On September 6, NEMA filed formal written comments with the Office of the United States Trade Representative (USTR) on its proposal to place additional import tariffs of 10 or 25 percent on a list of more than 6,000 products made in China. The list included more than 70 product types of concern for NEMA Members, including finished goods as well as inputs and components that support manufacturing and assembly operations located in the U.S., accounting for imports in 2017 valued at approximately $22 billion.
Writ large, if 10 or 25 percent tariffs were to be implemented as proposed, they could represent an additional tax increase on U.S. electroindustry companies and their industrial, commercial, and residential customers of approximately $2.2 billion to $5.4 billion. These tariffs would be in addition to the $2 billion in U.S. tariffs implemented on Chinese-made products imported under approximately 100 8-digit Harmonized System codes on July 6 as well as $500 million in tariffs begun on 31 Harmonized System codes on August 23.

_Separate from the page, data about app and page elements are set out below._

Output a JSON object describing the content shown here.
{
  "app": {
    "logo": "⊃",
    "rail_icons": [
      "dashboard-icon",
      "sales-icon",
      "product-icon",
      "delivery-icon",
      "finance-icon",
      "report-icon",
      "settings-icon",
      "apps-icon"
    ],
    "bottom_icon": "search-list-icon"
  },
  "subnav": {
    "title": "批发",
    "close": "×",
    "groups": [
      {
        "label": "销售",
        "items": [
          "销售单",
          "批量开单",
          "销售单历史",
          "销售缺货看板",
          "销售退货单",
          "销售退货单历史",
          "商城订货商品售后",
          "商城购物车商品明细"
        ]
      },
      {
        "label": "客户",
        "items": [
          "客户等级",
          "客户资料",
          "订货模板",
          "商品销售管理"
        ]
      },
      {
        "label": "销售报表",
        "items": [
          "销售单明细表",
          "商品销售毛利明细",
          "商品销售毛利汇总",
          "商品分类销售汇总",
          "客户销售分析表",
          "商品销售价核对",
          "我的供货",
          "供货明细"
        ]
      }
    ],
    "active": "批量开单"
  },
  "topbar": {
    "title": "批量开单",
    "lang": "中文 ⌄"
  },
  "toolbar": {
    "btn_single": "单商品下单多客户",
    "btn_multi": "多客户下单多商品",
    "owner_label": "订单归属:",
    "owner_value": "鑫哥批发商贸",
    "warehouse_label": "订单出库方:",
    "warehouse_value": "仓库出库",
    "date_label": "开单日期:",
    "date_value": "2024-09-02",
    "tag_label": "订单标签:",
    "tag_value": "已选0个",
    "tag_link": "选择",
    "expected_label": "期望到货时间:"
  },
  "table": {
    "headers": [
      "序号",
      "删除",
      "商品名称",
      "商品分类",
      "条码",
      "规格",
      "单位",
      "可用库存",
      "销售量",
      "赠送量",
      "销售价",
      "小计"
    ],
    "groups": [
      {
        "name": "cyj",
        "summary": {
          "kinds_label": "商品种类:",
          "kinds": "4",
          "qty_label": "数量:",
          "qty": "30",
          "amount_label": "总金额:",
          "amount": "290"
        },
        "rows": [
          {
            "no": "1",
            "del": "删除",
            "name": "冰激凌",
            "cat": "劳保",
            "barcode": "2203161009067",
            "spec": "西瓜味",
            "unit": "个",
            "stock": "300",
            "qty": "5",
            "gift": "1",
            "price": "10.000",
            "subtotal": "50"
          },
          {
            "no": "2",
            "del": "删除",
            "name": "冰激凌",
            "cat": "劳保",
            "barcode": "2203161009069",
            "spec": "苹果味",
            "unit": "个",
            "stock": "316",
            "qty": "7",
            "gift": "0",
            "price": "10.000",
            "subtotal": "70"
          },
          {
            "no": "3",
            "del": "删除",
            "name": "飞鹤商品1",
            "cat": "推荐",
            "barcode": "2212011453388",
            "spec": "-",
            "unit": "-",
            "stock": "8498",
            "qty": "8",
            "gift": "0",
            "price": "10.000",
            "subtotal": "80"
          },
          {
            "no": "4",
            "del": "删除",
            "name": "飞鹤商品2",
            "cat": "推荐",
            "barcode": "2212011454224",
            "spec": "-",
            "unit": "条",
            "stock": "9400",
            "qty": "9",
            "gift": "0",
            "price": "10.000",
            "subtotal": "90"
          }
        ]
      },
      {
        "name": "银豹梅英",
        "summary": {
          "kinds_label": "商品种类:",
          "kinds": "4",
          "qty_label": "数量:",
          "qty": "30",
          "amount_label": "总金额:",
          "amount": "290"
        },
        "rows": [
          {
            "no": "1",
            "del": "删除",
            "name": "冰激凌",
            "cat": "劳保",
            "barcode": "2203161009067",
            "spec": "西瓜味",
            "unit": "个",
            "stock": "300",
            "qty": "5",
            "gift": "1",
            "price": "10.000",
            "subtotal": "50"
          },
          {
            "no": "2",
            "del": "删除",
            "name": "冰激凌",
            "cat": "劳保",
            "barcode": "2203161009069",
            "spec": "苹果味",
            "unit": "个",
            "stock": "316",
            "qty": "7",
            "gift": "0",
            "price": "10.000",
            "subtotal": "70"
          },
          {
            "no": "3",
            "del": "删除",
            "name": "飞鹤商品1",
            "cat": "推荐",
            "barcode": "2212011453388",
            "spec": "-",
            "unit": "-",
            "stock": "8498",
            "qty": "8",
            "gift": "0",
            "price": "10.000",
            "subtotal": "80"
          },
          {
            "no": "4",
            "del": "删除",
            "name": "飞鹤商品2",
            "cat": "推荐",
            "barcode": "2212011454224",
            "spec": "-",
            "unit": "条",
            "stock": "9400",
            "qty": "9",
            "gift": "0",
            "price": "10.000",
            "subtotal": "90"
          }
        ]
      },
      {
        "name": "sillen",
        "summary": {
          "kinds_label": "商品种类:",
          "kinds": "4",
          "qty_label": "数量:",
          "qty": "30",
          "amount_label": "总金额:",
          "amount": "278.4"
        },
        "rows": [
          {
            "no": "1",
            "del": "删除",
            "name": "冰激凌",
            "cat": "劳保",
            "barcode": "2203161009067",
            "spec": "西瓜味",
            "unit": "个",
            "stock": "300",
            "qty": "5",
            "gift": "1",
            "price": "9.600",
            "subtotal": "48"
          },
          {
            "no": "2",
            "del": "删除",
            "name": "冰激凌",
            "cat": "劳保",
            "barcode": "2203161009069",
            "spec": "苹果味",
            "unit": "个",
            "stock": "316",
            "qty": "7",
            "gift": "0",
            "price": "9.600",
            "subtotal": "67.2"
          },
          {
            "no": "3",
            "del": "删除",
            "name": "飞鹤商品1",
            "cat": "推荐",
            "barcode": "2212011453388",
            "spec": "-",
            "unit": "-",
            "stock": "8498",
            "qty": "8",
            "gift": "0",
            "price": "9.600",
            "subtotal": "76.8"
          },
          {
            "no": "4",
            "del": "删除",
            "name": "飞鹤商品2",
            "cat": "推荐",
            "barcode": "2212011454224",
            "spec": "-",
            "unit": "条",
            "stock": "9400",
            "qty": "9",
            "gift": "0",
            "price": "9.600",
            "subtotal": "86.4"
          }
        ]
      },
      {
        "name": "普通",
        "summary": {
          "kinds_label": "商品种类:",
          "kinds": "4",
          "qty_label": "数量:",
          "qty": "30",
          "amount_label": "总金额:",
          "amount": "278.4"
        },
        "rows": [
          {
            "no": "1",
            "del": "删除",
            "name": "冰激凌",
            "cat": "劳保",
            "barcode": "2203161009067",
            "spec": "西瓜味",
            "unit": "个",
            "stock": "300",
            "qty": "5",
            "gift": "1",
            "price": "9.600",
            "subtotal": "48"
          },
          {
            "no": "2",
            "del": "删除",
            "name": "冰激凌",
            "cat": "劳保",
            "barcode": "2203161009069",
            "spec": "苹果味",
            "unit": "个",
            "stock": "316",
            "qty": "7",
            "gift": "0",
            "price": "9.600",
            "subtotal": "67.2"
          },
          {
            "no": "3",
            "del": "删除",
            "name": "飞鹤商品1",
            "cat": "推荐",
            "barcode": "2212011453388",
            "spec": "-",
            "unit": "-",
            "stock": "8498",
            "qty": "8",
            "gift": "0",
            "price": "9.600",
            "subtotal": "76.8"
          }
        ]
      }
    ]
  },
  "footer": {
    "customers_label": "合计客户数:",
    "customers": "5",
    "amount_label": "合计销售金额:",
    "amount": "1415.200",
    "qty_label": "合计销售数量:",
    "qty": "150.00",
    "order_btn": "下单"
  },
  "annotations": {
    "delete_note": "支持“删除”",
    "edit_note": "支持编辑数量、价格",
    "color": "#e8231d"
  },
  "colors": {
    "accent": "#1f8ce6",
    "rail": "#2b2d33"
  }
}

Also on September 6, the Commerce Department released a pre-publication copy of a new interim final rule governing the exclusion process for imported steel and aluminum products that face tariffs or quantitative restrictions based on U.S. national security concerns.
Under the new rule, which is open for public comment, petitioners who face objections from domestic steel or aluminum companies will have the opportunity to publicly rebut those objections. The objectors will also have a chance to respond to the petitioners’ rebuttal. Commerce also clarified several criteria it uses in evaluating petitions and objections, including domestic availability and product quality.
For more information, contact Craig Updyke at email@example.com.